‘Okay, let’s look at the fuel supply.’  I thought confidently, forgetting for a while that I was a complete novice at this.  Although Tink had been run every fortnight or so, she hadn’t been driven for about five years, so maybe the fuel system was blocked.  The first thing I did was to clean the sediment bowl, I don’t know why, it just seemed like a good idea at the time.  I then proceeded to strip the fuel pump and fit a new diaphragm for the accelerator pump.  That didn’t solve it either!  The next move was advise given to me by an experienced Series 1 owner, ‘Take the carb off, and blow it.’  He said!  Hmmm, do I really want to be that friendly?   Anyway, after staring at the carb for a while (I must admit, it scared me), I removed it and blew into everything I could!  And do you know what?  It worked, she wasn't pssst'ing anymore!

Okay, time to look at the windscreen wiper.  Yes, it was there, so was the motor.  What wasn’t was any kind of wire and plug to give it the energy it needed to fulfill it’s obligations.  My mate Chris told me I needed a ‘banana plug’, so another mate, Julian gave me a couple.  Once I fitted the plug and attached the bare wire to the motor, I switched on and it still didn’t work, until that is I persuaded it!  However, once it did work, it was next as useless, so a quick trip to Buckley Bro's in Darwen for a new wiper arm, blade and little adaptor thing so it would fit onto the old motor arms.  Woohoo, another step forward, I was becoming confident!

And then I remembered that the near side axle strap was dangling in two pieces and the bolts holding them secure on the chassis had their heads snapped, great.  As I didn’t have time to start drilling the bolts out, I cut the strap and soaked the bolts on t’other side in penetrating spray before removing them.  If it ain’t there, it can’t be MOT'd!

Last minute checks meant a few things,  the battery needed to be secured, now where did I put that small ratchet strap?  I then noticed that the brake lights didn’t respond to the call of the brake pedal.  The brake light switch is in the most vulnerable of places just forward of the drivers footwell, so I removed it, cleaned out all the muck and goodness knows what else, and refitted it.  I now had two working brake lights.

So, as far as I was concerned, it was MOT time.  Although I was fairly confident of her passing, I had managed to convince myself that she wouldn’t.  The time had come, and so with with only 37,373 miles on the clock, off we trundled.... slowly.  My confidence in her grew with every mile we drove, hoping that her new steering box would last longer for me than her last one did.

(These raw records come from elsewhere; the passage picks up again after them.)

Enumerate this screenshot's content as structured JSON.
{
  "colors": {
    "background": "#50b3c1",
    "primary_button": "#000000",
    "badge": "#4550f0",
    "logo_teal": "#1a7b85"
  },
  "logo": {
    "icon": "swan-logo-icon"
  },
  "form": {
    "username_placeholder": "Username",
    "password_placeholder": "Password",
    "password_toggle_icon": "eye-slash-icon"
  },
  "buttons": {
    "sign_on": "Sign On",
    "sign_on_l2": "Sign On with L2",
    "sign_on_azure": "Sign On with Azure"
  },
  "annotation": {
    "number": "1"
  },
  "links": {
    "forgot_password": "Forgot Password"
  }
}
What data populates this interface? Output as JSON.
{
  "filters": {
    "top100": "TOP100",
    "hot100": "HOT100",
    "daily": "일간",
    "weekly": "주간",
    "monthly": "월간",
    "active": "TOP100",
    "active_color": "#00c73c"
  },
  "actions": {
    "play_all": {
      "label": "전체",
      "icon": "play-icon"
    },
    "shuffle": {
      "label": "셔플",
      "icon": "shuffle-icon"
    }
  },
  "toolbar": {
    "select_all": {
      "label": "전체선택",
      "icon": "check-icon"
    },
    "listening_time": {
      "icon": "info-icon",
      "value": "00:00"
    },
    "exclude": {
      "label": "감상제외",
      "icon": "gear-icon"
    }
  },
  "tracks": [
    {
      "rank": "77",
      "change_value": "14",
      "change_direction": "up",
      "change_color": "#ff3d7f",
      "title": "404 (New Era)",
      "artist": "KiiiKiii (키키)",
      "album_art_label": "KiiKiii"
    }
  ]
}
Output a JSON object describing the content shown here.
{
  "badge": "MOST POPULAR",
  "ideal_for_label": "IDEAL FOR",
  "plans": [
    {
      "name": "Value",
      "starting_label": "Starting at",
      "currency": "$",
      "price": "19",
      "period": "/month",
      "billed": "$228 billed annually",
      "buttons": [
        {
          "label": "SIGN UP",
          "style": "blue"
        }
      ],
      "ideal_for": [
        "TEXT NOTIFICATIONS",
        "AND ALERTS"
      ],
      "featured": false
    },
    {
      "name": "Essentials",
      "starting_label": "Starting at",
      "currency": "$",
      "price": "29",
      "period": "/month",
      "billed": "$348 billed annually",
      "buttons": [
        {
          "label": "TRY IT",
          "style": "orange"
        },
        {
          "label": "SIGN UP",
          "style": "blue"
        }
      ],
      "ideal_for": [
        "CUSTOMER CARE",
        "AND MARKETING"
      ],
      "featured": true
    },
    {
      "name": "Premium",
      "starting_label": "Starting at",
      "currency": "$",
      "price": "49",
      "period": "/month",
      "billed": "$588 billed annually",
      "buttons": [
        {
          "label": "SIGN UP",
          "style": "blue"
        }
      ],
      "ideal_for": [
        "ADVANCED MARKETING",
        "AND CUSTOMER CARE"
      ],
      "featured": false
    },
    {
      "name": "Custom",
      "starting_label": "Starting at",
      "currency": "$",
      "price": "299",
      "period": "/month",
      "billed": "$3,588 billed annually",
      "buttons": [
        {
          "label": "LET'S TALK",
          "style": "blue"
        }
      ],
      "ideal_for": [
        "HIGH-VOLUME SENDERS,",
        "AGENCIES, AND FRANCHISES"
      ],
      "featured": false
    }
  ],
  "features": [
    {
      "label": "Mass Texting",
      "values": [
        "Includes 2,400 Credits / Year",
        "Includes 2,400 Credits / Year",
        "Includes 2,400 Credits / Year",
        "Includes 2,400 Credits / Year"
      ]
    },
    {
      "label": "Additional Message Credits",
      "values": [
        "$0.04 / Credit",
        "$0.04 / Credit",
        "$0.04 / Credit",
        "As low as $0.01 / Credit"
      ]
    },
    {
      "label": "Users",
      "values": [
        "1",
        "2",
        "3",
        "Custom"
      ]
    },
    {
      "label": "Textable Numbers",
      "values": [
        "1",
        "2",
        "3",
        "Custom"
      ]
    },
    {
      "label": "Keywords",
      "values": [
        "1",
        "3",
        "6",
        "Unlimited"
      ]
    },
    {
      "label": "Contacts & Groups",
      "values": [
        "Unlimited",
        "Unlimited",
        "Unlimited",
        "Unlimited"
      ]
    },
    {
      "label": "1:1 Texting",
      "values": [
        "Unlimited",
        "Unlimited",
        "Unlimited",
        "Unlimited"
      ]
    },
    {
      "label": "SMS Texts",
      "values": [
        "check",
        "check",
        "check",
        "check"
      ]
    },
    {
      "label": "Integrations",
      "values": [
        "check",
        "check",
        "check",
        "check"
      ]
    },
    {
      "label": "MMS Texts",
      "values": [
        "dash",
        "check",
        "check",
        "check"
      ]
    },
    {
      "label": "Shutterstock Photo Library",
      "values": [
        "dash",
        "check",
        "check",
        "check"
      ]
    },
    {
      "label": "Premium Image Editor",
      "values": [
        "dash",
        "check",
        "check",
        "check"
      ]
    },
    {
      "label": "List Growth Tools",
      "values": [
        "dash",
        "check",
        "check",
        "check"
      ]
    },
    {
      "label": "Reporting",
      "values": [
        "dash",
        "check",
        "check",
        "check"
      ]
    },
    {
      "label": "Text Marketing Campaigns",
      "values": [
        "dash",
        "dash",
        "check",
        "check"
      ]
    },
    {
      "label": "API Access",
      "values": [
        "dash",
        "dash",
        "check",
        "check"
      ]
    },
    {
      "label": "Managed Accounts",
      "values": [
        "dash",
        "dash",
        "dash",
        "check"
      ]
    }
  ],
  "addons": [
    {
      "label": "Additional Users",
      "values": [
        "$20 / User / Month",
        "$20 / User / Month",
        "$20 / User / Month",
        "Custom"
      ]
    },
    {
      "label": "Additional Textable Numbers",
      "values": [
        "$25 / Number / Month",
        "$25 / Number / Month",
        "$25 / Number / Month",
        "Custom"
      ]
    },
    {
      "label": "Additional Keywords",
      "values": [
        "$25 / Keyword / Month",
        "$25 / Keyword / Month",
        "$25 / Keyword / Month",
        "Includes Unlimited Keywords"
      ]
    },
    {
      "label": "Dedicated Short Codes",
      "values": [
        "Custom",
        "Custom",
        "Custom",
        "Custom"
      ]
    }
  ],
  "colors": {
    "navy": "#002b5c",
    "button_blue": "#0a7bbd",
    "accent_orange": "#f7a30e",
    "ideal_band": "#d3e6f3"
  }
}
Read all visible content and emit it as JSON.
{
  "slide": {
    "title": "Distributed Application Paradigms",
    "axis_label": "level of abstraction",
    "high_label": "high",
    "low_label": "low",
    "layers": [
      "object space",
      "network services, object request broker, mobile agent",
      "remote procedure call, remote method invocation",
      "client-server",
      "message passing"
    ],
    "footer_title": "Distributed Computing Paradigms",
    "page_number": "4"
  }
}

And?  Well of course she passed!  I was well chuffed, my Land Rover was now legal to drive for the first time in around six years, and it felt great!  Driving home with no roof and her doortops removed, I couldn’t help grinning like a Cheshire cat as I thought to myself, 'Let the adventures begin!’